### Task item
Copy all lines in the data that contain the string "JSON".

[[ Records supplied open ]]

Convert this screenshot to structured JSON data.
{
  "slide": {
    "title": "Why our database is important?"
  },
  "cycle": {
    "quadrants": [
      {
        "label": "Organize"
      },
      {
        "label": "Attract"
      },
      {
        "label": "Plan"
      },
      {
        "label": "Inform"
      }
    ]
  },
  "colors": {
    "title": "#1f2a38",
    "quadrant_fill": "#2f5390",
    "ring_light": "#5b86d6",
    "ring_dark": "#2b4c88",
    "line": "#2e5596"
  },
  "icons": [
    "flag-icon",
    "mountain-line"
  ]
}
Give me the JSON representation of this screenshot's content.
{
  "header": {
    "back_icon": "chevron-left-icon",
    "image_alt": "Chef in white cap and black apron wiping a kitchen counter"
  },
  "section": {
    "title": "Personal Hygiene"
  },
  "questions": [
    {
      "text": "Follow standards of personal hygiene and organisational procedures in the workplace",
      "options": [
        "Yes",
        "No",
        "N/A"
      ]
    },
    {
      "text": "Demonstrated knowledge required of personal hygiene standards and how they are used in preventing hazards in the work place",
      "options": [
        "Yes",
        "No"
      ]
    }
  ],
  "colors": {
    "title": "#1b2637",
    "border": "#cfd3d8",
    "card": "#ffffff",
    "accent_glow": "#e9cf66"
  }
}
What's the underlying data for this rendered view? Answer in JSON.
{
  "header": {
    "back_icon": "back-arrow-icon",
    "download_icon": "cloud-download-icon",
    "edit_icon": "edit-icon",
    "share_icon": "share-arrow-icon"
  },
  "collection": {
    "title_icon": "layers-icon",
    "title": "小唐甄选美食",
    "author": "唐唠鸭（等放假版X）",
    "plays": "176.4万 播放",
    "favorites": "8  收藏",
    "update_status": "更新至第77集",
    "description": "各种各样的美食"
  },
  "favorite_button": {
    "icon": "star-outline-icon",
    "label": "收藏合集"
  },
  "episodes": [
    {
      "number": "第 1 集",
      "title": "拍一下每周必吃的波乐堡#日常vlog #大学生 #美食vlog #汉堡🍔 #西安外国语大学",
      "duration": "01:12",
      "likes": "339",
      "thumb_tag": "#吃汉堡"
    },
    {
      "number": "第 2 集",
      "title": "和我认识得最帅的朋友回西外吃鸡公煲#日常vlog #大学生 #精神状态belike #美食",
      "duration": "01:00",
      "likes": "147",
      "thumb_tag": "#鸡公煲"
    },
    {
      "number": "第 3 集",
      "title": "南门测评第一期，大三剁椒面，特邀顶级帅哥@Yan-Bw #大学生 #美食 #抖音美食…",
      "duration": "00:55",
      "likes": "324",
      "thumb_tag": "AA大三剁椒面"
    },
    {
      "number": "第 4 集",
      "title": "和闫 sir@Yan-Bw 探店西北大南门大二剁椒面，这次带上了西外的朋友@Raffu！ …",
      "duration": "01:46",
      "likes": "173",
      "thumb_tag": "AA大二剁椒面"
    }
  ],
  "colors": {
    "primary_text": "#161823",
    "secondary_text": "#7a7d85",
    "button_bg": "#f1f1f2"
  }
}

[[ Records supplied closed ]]

### Exercise response
Convert this screenshot to structured JSON data.
Give me the JSON representation of this screenshot's content.
What's the underlying data for this rendered view? Answer in JSON.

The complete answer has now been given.